Sabrina Freeman



Sabrina Freeman holds an M.A. and Ph.D. in sociology from Stanford University, an M.A. from the University of British Columbia, and a B.A. from Simon Fraser University.  Freeman's areas of interest include small group research and the study of organizations and social movements.  Upon receiving a National Science Foundation grant for her research at Stanford, working within the framework of Expectation States Theory, Freeman studied the mechanisms by which double standards act to perpetuate differential pay based upon status characteristics, such as gender and ethnicity.   Dr. Freeman's background in the study of organizations was pivotal when she worked to establish and spearhead a grass roots social movement to advocate on behalf of children with autism, with the goal of inclusion in Canada's single-payer health care system for their core health need -- medically necessary autism treatment.   Freeman served as scientific advisor and expert court witness on behalf of children afflicted with the disorder for the landmark disability case, Auton v. Attorney General of British Columbia, which was heard at the Supreme Court of Canada.  Dr. Freeman is currently a member of the national Board of Directors of the Association for Science in Autism Treatment.  Her passion for teaching research methods was reinforced as she observed widespread junk science masquerade as genuine treatment.  Dr. Freeman wrote two books on the topic of science in autism treatment, including The Complete Guide to Autism Treatments and, in 2014, was invited to present her scholarship at the 16th annual meeting of the Pennsylvania Association for Behavior Analysis.  There, she addressed the dangers of academic collegiality where politics intersect with science and autism treatment. Freeman has a forthcoming chapter in the 2016 edition of Controversial therapies for autism and developmental disabilities; Fad, fashion and science in professional practice (Lawrence Erlbaum Associates). Her teaching interests include the sociology of organizations, small group processes and research methods, where she teaches students to critically evaluate all knowledge claims.  Sabrina describes her mission thus:  I've hit a home run when I motivate students to use the power of the scientific method to follow their passion, question everything and expect evidence. Dr. Freeman has been teaching research methods at Western Washington University since 2014.

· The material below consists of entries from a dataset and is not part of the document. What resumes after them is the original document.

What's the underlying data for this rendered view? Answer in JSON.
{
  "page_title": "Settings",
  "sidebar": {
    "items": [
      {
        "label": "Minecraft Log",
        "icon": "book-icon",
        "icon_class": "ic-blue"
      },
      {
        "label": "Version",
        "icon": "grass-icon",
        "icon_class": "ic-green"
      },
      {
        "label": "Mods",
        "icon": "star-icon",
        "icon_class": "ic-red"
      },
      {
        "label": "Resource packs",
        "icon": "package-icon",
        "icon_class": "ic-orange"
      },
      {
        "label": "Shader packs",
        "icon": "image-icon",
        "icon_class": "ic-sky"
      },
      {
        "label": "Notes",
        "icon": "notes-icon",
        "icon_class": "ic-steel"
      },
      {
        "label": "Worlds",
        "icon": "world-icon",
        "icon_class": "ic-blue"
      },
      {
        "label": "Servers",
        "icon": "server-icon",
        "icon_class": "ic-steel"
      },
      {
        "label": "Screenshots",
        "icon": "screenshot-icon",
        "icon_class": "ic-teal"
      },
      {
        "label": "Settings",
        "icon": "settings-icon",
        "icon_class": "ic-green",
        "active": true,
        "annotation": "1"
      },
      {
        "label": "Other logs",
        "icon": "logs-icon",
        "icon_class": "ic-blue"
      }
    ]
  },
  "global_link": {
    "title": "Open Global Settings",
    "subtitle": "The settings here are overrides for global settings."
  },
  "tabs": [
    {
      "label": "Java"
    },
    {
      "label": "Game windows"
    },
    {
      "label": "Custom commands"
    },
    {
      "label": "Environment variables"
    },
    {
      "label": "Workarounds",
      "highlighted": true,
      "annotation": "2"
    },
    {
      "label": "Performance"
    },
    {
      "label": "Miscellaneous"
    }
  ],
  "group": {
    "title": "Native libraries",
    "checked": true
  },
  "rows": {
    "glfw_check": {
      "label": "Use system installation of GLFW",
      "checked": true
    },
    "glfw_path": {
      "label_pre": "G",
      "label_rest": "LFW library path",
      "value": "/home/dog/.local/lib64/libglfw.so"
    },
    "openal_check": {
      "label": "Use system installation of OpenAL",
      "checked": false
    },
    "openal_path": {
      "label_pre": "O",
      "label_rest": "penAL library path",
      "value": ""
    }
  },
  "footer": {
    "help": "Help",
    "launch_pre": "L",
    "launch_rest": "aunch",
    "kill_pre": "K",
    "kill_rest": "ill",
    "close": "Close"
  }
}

Research Interests

  • Organizations, small group processes, research